- Exercise -
Across the following data, how many lines include the string "date"? Reply with the number and nothing more.

- Recorded data -
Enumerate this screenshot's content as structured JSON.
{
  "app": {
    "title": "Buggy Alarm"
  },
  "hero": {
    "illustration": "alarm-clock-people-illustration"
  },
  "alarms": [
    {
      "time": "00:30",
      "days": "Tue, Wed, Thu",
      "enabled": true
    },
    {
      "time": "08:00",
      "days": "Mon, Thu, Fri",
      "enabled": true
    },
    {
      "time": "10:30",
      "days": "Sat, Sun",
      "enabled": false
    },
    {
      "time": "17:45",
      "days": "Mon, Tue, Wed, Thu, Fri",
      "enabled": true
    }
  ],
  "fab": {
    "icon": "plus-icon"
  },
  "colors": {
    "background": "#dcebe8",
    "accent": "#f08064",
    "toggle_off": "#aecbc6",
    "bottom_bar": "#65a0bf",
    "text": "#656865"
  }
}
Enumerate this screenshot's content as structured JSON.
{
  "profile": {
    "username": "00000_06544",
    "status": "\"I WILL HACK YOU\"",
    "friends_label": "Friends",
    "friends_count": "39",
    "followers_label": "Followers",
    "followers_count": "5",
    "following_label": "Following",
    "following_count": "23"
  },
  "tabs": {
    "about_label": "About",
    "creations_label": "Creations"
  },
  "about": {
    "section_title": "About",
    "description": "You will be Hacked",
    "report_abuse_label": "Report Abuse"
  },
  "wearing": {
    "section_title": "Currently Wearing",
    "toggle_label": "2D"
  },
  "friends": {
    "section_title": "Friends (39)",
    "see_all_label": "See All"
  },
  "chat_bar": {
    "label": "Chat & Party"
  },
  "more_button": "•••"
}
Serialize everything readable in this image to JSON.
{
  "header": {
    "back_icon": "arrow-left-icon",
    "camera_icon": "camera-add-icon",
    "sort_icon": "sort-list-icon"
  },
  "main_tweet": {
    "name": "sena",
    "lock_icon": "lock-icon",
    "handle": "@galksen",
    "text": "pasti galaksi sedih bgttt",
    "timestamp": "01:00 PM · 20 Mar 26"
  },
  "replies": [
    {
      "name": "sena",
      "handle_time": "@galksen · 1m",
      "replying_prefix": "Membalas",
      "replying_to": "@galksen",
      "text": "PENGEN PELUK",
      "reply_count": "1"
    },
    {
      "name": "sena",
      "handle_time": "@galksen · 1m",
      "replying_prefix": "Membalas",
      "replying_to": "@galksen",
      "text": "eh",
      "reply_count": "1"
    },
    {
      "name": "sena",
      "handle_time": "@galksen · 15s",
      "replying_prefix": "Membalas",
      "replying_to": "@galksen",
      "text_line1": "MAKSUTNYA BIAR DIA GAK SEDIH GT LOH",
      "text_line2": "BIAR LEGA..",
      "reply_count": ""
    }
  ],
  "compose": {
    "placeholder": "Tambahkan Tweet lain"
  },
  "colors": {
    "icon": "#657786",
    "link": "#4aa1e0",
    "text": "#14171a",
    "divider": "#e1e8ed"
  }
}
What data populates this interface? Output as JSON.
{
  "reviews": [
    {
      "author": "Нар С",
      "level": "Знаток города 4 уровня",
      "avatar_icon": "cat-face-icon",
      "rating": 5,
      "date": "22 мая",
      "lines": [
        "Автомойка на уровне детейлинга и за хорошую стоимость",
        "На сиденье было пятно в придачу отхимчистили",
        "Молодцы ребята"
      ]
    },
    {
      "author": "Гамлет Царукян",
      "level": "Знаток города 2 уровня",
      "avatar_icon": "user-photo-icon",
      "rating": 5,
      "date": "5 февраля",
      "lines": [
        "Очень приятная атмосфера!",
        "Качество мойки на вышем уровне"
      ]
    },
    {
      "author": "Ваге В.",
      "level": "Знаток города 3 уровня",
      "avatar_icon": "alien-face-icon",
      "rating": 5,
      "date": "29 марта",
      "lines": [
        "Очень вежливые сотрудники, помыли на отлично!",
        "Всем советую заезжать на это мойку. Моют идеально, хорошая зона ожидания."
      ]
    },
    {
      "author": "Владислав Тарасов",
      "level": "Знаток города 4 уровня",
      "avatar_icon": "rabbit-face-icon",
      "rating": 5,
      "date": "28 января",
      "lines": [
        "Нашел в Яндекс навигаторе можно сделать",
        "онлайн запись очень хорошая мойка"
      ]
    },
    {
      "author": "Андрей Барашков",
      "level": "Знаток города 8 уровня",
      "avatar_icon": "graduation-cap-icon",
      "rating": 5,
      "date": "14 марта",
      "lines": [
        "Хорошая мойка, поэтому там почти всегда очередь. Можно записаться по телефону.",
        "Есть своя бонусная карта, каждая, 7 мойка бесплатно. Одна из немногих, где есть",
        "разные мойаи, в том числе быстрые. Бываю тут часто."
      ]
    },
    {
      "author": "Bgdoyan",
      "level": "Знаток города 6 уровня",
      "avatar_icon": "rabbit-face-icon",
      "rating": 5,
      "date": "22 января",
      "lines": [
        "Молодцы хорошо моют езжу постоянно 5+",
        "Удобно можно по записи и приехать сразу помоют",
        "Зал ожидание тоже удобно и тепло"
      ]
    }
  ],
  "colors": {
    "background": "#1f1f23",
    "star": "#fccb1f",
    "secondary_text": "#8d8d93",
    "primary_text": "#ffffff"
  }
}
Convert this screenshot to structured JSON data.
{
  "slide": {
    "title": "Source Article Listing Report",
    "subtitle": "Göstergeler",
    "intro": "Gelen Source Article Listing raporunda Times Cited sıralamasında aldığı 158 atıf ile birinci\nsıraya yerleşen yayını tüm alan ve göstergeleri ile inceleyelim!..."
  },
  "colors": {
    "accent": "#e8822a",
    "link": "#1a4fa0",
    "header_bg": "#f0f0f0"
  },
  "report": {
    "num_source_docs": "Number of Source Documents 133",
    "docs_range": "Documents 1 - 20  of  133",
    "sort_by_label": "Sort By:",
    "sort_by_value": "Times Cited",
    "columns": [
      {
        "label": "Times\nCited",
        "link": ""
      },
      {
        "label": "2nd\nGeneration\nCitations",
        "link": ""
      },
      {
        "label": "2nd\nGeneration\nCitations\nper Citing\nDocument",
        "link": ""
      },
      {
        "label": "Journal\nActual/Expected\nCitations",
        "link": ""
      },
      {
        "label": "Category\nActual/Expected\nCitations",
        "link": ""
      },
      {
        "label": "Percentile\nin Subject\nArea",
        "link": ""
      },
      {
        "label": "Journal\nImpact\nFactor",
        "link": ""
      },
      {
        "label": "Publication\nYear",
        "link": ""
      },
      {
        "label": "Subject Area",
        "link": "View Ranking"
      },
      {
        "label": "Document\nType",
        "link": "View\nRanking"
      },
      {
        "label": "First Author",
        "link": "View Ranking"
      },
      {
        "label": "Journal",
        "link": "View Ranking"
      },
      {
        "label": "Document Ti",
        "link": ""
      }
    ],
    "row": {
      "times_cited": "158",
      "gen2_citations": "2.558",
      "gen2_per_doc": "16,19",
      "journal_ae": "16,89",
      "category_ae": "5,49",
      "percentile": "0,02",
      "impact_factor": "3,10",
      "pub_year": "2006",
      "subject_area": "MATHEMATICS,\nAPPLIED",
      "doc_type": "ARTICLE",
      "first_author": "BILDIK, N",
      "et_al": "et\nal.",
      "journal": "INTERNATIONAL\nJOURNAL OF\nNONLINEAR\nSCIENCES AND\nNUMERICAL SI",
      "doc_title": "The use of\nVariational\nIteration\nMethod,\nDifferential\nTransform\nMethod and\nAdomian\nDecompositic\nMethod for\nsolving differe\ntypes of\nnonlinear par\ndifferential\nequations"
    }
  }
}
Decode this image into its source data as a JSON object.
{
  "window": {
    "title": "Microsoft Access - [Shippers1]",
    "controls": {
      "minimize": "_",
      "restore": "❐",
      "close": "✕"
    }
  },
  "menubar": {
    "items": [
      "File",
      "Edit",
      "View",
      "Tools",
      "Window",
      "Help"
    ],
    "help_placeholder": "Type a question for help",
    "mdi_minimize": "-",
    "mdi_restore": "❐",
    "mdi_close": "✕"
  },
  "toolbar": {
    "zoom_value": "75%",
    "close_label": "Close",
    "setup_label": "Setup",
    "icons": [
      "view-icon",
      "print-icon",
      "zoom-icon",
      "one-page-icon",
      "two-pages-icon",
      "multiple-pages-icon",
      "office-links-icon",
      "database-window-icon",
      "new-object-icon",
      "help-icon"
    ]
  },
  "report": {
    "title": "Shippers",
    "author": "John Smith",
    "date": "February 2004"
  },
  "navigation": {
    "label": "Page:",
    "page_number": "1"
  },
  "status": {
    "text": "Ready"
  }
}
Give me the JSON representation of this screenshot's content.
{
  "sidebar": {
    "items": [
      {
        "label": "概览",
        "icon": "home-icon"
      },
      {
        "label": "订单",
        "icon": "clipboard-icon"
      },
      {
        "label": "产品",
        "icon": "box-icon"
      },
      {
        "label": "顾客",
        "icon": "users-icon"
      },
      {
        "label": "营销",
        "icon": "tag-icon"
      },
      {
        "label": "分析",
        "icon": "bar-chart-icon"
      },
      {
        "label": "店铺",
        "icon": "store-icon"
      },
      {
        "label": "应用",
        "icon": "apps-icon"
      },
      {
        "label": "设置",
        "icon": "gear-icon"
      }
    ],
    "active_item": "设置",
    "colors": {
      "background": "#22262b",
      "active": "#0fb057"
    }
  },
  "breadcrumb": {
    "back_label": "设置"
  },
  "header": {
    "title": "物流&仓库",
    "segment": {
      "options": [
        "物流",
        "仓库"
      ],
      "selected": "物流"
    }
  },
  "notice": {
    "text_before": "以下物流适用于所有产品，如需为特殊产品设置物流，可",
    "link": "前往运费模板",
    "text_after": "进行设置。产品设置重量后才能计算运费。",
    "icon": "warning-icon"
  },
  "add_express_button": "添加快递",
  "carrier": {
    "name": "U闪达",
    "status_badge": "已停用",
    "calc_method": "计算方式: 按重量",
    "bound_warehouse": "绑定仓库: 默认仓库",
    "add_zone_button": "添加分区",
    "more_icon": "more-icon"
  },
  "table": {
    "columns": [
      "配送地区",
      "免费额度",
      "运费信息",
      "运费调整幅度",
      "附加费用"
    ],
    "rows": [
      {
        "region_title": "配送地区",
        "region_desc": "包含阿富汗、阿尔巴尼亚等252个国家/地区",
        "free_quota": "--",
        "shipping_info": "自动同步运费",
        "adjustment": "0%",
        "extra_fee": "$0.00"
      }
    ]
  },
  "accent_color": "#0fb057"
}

- Answer area -
7